Nuances of Nutrition Labeling

Last night Governor Schwarzenegger passed a bill (SB 1420) that will require chain restaurants in California to post calorie information on their menus and menu boards by 2011. All chains with 20 or more locations must offer information about calories, saturated fat, carbohydrates and sodium content for each menu item. Beginning July 1, 2009, they will be required to have brochures with this nutrient breakdown for customers who request it. So far this type of legislation has been enacted in cities (including New York, Seattle and San Francisco) and counties nationwide, but this is the first statewide mandate of nutrition labeling.

Consumer groups and health organizations may be rejoicing that this is a landmark step towards the fight against obesity. However, many health professionals will agree that this is by no means the magic bullet. We all know that obesity is a complex issue that depends on food intake, physical activity, lifestyle and environment, genetics, pre-existing health conditions and many other factors.
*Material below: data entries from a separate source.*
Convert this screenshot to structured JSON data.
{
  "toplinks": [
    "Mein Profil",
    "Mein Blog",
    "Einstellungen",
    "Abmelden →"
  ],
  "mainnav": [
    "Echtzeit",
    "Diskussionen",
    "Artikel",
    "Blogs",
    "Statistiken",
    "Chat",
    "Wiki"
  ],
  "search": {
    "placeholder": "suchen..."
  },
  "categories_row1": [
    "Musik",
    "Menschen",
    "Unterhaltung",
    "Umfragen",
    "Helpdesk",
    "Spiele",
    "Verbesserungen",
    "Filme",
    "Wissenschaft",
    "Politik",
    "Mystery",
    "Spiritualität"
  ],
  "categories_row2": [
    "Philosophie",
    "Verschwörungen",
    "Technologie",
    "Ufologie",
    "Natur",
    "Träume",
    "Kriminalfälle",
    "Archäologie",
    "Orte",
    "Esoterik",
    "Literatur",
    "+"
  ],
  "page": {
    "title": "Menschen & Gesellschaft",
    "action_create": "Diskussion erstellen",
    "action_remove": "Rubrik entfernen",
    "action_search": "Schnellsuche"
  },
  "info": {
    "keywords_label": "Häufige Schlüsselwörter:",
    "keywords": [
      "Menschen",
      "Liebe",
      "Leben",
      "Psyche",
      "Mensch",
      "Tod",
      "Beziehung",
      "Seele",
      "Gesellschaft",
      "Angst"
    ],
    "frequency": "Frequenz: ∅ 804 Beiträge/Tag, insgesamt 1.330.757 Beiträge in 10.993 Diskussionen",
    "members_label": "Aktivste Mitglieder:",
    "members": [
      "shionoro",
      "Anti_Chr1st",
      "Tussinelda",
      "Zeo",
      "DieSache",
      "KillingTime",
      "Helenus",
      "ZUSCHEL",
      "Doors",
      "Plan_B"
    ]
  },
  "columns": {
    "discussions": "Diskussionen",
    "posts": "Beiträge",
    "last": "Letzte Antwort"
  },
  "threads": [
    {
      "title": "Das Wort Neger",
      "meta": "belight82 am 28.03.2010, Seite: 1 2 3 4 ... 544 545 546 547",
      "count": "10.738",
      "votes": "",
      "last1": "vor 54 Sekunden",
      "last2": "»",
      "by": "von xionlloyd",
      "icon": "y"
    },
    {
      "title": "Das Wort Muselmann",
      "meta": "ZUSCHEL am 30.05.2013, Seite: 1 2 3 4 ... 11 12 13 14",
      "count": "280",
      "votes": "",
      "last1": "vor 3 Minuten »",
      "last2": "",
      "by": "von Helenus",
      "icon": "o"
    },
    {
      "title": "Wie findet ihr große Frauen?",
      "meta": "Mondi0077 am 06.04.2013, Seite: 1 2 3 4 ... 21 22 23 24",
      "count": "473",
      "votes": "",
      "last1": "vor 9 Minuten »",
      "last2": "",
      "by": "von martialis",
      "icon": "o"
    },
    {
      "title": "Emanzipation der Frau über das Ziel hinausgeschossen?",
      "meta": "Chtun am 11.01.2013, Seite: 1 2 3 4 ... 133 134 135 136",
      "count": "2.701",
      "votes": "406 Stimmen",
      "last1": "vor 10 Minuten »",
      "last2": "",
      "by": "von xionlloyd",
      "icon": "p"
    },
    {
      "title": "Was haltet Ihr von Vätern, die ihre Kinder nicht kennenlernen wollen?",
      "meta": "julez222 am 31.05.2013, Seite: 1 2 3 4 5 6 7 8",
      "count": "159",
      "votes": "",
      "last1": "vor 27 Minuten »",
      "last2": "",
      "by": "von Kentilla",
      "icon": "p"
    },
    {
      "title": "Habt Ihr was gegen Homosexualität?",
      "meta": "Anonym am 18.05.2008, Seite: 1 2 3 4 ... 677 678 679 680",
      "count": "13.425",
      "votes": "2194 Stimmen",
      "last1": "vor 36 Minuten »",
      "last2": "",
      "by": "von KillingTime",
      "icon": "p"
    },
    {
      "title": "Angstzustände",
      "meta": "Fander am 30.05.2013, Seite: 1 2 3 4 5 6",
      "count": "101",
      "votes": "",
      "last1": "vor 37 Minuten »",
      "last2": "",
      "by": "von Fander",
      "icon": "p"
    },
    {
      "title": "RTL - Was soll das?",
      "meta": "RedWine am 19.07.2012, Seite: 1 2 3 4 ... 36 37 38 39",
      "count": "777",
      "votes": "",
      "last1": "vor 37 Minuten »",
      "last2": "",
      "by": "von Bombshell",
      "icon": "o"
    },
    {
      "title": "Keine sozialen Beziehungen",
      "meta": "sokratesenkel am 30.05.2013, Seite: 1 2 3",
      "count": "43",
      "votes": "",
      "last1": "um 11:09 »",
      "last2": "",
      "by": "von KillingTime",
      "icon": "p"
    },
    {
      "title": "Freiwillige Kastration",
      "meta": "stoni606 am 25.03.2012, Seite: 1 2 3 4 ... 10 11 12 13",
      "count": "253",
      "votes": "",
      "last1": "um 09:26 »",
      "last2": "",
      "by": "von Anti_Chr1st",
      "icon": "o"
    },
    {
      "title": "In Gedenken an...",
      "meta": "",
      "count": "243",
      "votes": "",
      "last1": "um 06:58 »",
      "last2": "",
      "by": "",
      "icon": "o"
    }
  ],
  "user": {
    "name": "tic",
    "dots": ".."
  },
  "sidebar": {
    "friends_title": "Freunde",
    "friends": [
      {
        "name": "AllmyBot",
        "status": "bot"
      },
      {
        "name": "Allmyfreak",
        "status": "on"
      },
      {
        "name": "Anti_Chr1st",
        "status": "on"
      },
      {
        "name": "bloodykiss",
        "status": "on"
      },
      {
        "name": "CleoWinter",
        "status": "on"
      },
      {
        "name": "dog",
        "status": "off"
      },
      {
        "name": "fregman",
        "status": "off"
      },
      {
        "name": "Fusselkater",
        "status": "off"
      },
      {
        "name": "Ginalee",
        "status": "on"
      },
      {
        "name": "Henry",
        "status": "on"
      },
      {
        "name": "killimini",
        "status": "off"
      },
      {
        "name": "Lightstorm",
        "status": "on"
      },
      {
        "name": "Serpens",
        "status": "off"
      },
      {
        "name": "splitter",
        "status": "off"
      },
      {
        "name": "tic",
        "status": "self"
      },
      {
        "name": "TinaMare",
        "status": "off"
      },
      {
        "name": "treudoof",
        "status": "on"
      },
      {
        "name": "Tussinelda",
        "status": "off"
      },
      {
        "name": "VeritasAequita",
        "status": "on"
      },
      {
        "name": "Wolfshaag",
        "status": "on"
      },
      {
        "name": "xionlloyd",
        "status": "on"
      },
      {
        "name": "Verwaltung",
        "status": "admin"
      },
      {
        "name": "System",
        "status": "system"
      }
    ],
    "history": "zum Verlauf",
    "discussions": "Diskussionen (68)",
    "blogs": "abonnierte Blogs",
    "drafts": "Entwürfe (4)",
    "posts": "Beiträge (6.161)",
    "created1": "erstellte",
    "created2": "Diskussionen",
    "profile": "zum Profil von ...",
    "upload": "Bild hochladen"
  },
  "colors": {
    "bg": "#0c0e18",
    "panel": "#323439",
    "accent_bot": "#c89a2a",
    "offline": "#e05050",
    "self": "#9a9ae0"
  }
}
In addition, knowing the caloric information of a food item doesn’t always lead to behavior change of the consumer. According to Dr. Brian Wansink, author of Mindless Eating, "nutrition knowledge can influence choice among some groups, but there is no compelling evidence that information and labels influence consumption volume" (from his De-Marketing Obesity paper). Based on her extensive research, Dr. Barbara Rolls, author of The Volumetrics Eating Plan, also finds that people tend to eat volume, not calories (here’s a list of her research papers).

Another nuance to the nutrition labeling law is the degree of accuracy of these calorie, fat, carbohydrate and sodium numbers. There is no reference in the actual language of SB 1420 that accuracy will be checked or enforced; even if thorough nutrient analyses were to be conducted (using computerized databases), the margin of error may be more than negligible.

A very timely and thorough article in the recent Journal of the American Dietetic Association (JADA 2008;108:1418-1422) addressed the complexities of nutrient analyses. According to the authors, exisiting databases such as the U.S. Department of Agriculture’s (USDA) National Nutrient Database for Standard Reference are fairly outdated. Most of the analyses in this database were conducted 20 years ago and assessment methods (and I would argue the actual foods even) have changed since then. They also point out: "other factors that can affect nutrient data include product variety, soil and growing conditions, ripeness at time of harvest, diet of animals, length of storage, preparation method, length of cooking, and shrinkage or volume change during cooking." So, even if employees at chain restaurants are following standardized recipes, there is a degree of variation in the preparation and handling of the food that will surely alter the nutrient content of the menu item.

Although it may be useful for the consumer to know these approximate nutrition estimates, I believe that focusing on the caloric content of food misses the forest for the trees. Last week Harvard Dining Services actually pulled calorie information from their dining halls because it seemed to exacerbate or lead to eating disorders on campus. So maybe there can be such a thing as too much information. People make food choices for so many different reasons (as they should) and calorie content usually isn’t the highest on the list. How about food cost and accessibility? If we make healthful foods more affordable and available, maybe more people will choose them. How about more tasty healthful food in schools so our children grow up enjoying fruits, vegetables and whole grains?

Whether or not calorie labeling will ultimately affect consumers’ food choices and help combat obesity continues to be a hot topic of debate. What are your thoughts on the issue?

– Katherine Kwon, MS, RD, Communications Project Manager